that were going on in the art, and, first of all, in the literature, mainly, was a parallel
and similar to the processes that took place in Europe. Literature followed its internal
regularities and demonstrated such tendencies, which may have had any self-sufficient
culture. Such openness of Georgian culture was limited somewhat in certain centuries.
From the beginning of XX century, the artificial isolation has been prepared for disruption
from inside. Archil Jorjadze’s articles in this view was excellent confirmation.
His “aesthetism”, his point of view, which was oriented on European culture,
preachment of mystical reality, exemption from the “social service restraints” of art, all
of this created a completely different literary atmosphere. Kita Abashidze, who was fascinated
of French Culture and followed the universal principle of “natural changeability”,
thought that the appearance of symbolism was logically regular process in the Georgia
The scheme, which he created under the influence of Ferdinand Brunetière, french
writer and critic, was not perfect, because it contained a lineata opinions. Nevertheless,
Kita Abashidze’s writings, his support for a new generation had a great importance to
the development of Georgian culture. The Symbolism was one of stream of Modernism.
Gradually appeared in Georgia as well-known names in Europe such as Arthur Schopenhauer,
Friedrich Nietzsche, Oscar Wilde, Wilhelm Wagner and others.
The Scandinavian influence was evident in the creativity of Chola Lomtatidze, especially,
August Strindberg’s and Knut Hamsun ‘s style. Nico Lortkipanidze had an influence
of the Vienna School , especially, Arthur Schnitzler’s and p. Peter Altenberg’s style.
This influence was not only meant an imitation, But the aspiration to create a new artistic,
modernistic methods in Georgian literature. Great importance was also, that Vasil Barnov
embodied the old Georgian syntax and thus made his narrative more stylized.
A new generation of writers (among them, first of all, “The Blue Horns”, Gregory
Robakidze, Konstantine Gamsakhurdia, and others), not impulsive, but consciously
applied to experiments. Modernism meant primarily to introduce novelty. This process
entailed the entire Georgian culture.

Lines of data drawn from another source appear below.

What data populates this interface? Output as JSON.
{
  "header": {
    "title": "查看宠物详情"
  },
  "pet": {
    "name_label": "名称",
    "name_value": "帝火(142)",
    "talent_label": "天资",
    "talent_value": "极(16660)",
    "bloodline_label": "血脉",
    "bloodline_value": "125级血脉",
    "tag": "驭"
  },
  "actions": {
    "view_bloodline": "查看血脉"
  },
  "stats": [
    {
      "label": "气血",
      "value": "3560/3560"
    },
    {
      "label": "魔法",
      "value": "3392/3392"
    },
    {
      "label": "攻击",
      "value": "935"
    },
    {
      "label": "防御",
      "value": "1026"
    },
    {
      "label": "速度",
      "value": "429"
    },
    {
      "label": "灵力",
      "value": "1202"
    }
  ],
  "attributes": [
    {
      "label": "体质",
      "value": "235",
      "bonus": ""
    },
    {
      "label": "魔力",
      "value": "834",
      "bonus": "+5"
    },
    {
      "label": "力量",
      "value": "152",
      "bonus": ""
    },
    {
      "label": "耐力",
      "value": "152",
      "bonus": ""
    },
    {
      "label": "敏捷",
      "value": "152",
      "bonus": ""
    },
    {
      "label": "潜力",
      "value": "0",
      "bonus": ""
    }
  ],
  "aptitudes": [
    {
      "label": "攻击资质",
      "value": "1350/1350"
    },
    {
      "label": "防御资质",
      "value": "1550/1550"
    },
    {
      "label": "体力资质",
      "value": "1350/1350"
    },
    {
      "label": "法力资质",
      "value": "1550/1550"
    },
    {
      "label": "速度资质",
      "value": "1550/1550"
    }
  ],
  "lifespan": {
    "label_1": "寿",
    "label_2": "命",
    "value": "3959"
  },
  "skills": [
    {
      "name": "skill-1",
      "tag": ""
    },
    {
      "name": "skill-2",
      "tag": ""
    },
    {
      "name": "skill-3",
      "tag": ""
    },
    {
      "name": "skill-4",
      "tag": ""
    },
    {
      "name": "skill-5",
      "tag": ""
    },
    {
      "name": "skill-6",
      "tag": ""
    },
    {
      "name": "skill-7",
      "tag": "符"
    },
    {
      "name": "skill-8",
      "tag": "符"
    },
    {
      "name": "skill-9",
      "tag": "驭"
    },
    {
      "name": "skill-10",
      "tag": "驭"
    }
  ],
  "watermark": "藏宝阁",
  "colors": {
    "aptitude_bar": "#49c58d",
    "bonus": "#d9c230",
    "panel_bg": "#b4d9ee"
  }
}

That is why this process was called by Grigol Robakidze
as Renaissance of Georgian Culture.
In general, the two high flow was in a half of XX century in the Georgian Literature:
on the one hand, Modernism, with its various branch (Symbolism, Impressionism,
Expressionism, Futurism), and, on the other hand, Neorealism of Javakhishvili’s prose,
which was demonstrating the pulse of the epoch.